◆ Exercise description ◆
Copy, from the listing, every line in which the string "title" is present.

◆ Source material ◆
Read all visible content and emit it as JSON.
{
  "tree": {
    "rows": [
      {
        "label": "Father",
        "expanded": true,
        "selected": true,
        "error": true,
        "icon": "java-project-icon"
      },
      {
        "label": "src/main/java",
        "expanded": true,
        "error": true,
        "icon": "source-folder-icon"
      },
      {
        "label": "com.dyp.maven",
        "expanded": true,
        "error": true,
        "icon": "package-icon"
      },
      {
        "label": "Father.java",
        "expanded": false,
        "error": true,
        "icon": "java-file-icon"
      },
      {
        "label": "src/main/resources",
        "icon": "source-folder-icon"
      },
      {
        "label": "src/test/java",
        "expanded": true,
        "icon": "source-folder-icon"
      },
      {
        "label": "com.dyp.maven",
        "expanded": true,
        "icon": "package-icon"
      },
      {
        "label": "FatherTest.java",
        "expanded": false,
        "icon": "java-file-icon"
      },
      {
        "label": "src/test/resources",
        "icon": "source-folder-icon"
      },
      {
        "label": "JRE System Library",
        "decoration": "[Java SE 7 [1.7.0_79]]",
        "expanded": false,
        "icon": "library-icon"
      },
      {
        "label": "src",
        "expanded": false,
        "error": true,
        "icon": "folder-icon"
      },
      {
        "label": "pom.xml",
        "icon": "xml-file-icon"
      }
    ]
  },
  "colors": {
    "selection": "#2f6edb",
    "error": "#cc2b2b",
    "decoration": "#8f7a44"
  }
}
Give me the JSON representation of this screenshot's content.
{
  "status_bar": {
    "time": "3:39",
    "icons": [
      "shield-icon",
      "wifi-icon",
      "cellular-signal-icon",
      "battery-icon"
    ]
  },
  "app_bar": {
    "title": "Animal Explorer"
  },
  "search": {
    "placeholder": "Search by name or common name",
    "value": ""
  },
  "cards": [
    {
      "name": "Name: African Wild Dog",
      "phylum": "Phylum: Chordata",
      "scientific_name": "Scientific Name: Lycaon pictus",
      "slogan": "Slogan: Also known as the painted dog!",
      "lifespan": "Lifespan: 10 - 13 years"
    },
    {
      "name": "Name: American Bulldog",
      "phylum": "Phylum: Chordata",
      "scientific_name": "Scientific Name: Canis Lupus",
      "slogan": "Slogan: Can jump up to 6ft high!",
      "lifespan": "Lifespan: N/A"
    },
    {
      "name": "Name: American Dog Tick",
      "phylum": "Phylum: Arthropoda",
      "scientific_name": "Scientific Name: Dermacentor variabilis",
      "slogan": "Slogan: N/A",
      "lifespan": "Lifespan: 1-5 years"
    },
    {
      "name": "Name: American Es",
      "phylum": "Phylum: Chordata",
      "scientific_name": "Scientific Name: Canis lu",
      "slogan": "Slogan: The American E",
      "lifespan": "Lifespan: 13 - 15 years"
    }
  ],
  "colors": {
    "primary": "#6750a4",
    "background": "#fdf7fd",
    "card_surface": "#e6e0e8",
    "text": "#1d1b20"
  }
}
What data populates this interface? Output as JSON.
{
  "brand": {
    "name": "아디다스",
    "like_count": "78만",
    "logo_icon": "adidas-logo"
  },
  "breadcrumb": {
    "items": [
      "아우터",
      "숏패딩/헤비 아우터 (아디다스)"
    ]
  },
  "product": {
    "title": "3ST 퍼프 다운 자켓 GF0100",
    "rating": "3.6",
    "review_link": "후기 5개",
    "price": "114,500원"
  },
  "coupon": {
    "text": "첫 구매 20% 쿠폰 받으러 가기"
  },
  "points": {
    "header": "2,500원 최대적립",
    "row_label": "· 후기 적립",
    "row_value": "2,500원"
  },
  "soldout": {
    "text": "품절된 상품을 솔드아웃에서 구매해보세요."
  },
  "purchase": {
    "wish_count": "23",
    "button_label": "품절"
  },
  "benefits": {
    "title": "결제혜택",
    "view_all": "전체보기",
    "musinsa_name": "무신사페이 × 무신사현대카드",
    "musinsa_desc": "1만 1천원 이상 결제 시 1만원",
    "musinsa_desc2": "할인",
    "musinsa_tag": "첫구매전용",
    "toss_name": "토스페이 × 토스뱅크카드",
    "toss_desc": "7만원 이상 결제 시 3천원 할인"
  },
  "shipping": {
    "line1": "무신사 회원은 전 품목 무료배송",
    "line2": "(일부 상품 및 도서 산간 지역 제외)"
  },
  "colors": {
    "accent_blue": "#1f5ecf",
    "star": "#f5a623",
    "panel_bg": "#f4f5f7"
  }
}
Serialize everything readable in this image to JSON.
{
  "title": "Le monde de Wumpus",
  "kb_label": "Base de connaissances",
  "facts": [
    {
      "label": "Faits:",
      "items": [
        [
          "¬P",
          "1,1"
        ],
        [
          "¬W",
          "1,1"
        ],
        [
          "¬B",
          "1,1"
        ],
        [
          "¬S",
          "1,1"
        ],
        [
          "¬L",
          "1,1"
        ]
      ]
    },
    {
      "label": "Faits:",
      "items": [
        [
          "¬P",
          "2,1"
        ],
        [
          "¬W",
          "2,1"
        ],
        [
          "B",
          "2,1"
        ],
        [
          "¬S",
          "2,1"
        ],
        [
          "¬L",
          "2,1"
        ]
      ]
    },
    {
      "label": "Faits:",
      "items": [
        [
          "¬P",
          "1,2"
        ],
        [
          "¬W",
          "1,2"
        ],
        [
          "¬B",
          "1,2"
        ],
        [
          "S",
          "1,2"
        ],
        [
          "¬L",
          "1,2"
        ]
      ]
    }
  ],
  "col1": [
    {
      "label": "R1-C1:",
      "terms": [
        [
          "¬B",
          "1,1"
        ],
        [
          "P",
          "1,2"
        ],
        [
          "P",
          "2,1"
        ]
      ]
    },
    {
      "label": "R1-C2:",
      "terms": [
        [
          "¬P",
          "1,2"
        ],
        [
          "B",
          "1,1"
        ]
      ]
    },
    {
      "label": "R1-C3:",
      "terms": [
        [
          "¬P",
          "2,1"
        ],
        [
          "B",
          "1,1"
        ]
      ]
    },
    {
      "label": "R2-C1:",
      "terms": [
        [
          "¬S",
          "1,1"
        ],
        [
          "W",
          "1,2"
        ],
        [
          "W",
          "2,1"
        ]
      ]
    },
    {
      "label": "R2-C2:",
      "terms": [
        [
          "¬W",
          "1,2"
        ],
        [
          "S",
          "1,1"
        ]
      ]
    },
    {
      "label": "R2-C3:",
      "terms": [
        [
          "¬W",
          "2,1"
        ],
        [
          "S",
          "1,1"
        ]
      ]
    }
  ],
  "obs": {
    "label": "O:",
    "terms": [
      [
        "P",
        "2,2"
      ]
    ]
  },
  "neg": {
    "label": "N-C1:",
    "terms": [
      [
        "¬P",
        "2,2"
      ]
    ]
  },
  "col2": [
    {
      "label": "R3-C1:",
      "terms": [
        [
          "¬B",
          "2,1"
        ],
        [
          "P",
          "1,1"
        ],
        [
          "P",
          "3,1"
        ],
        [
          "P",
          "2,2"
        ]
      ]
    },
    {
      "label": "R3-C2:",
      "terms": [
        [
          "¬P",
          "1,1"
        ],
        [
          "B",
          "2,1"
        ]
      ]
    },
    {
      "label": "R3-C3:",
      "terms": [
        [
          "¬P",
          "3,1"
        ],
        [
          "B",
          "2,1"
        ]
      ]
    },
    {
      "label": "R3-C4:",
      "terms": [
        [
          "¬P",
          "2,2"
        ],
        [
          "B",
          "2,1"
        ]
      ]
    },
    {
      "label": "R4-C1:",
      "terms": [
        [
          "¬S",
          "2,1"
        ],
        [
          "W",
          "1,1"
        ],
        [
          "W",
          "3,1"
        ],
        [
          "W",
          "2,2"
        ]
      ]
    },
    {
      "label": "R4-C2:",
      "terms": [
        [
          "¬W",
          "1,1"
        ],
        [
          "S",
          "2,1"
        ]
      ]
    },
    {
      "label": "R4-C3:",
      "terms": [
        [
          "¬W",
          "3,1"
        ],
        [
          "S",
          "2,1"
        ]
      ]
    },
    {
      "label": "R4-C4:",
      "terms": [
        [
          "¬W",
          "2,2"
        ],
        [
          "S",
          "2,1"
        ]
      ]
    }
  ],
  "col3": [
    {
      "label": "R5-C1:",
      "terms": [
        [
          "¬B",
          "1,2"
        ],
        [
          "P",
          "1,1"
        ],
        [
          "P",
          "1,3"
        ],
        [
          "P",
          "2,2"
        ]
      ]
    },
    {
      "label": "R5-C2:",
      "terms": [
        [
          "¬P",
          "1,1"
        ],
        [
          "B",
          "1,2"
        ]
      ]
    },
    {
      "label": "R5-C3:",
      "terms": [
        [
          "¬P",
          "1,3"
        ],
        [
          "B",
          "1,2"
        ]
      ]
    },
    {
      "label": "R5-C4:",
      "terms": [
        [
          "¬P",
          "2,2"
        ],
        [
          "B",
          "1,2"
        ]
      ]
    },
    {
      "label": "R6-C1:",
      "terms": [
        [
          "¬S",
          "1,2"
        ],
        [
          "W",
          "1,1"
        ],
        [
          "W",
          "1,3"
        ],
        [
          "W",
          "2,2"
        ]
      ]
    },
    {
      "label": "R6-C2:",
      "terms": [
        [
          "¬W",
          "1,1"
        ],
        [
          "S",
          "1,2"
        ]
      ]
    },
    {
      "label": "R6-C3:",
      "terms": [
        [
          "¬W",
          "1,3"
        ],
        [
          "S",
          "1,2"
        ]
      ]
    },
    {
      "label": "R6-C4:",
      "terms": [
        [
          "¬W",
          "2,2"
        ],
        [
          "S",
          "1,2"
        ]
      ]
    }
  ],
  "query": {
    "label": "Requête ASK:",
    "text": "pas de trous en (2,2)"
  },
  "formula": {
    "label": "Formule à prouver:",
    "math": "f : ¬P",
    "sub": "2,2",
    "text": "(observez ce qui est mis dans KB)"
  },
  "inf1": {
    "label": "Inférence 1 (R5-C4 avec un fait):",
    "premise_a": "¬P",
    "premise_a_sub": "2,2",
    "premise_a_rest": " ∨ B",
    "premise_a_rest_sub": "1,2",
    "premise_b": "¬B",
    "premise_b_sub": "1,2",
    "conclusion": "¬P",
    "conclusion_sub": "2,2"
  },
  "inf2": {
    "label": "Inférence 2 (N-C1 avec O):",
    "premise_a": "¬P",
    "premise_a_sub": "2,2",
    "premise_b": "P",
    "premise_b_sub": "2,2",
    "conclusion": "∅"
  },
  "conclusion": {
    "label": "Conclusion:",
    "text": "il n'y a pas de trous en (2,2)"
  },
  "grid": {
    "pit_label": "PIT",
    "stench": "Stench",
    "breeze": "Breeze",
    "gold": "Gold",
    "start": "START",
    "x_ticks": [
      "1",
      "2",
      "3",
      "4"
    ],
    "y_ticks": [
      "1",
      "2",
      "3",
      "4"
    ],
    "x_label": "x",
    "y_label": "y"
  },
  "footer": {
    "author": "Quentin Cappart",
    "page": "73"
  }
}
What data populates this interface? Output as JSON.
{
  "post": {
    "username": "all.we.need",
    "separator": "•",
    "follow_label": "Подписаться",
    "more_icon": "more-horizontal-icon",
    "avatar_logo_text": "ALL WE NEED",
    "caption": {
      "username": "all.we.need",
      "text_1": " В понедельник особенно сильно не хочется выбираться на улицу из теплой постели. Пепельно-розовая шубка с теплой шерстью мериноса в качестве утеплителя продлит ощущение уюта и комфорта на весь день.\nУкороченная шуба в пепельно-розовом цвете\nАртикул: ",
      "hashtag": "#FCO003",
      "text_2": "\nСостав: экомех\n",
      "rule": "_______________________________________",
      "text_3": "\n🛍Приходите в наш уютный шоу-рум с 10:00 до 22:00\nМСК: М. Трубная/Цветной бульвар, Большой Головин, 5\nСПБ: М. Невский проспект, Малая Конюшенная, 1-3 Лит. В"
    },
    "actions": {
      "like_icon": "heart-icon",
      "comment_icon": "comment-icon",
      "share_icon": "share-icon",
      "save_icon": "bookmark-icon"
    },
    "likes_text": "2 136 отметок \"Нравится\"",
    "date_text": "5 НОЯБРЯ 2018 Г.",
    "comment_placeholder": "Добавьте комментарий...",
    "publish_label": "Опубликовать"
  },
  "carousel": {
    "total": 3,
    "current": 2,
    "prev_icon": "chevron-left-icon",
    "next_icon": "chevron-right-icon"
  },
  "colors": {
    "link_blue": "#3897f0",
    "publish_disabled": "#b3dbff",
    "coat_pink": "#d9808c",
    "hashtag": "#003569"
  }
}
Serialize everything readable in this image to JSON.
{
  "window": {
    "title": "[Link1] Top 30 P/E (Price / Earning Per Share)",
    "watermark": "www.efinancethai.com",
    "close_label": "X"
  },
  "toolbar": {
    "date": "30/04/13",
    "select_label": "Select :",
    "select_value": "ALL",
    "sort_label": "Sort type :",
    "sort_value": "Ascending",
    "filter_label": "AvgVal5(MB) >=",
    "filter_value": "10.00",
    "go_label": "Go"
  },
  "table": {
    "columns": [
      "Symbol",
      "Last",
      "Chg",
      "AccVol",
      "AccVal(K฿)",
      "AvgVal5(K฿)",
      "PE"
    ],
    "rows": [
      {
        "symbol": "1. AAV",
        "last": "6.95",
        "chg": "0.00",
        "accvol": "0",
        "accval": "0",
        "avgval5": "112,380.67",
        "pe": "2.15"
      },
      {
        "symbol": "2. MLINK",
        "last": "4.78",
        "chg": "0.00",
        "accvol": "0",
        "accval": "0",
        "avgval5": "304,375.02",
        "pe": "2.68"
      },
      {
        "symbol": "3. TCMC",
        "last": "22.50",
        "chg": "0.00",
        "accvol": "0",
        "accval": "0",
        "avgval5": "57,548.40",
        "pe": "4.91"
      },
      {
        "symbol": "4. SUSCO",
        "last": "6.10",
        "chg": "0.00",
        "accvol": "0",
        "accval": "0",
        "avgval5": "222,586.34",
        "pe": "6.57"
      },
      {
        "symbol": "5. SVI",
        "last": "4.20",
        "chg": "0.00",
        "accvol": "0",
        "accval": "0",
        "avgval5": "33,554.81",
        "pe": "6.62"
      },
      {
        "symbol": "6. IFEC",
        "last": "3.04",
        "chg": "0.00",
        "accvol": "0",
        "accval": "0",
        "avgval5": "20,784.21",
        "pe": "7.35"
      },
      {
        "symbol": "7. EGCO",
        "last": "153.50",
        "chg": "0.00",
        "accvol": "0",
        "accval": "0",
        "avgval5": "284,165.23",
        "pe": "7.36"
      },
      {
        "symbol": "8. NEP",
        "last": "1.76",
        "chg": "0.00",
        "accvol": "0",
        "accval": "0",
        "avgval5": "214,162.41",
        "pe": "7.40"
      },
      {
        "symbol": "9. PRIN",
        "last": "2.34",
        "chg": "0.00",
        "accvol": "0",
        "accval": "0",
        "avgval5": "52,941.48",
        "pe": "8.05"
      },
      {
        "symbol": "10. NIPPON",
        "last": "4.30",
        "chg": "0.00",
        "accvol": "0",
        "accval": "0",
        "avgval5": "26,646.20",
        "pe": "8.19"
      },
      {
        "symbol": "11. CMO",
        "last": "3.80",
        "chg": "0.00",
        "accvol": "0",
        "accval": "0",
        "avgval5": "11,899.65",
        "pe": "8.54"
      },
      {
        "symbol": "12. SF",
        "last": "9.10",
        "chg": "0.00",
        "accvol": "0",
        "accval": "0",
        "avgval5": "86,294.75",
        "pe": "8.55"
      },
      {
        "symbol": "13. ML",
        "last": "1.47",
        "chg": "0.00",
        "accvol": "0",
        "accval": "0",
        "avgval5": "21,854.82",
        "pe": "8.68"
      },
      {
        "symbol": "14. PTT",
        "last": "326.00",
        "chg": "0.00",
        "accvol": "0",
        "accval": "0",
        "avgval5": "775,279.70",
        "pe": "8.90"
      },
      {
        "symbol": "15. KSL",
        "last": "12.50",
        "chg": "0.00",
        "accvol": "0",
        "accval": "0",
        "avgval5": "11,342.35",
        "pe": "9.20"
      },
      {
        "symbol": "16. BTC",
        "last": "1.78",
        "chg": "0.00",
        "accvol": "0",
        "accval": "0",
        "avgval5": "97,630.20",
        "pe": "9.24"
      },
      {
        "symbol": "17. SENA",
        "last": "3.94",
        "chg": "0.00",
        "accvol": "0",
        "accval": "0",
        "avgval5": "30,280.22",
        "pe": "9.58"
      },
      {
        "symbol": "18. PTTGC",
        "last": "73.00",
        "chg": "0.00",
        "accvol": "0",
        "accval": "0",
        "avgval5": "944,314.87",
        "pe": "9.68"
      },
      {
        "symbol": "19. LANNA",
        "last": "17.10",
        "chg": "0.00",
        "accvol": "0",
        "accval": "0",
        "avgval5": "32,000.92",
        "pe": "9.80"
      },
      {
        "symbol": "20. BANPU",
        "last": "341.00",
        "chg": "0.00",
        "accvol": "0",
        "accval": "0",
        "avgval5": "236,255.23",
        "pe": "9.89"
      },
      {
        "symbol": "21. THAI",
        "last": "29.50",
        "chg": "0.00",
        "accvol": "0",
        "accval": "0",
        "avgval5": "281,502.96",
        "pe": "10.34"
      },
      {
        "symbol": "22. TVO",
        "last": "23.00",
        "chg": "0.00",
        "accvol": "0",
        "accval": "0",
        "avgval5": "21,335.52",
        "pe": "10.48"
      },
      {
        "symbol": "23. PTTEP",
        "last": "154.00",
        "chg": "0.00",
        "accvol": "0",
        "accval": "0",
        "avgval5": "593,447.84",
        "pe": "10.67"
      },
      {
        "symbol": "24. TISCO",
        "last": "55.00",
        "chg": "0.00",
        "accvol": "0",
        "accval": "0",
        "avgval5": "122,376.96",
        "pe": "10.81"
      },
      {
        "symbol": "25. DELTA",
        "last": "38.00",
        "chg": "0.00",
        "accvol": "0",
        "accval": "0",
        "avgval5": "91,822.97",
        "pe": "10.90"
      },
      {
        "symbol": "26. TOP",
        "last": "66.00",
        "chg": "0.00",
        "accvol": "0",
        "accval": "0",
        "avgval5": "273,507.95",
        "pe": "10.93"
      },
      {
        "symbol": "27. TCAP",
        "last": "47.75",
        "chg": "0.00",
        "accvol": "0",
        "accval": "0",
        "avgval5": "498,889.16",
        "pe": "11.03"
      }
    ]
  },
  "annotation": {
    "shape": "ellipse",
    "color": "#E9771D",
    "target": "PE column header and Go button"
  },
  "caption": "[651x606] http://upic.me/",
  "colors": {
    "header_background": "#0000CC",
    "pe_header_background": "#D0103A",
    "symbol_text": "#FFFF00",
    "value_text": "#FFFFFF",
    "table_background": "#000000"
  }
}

◆ Response ◆
    "title": "Animal Explorer"
    "title": "3ST 퍼프 다운 자켓 GF0100",
    "title": "결제혜택",
  "title": "Le monde de Wumpus",
    "title": "[Link1] Top 30 P/E (Price / Earning Per Share)",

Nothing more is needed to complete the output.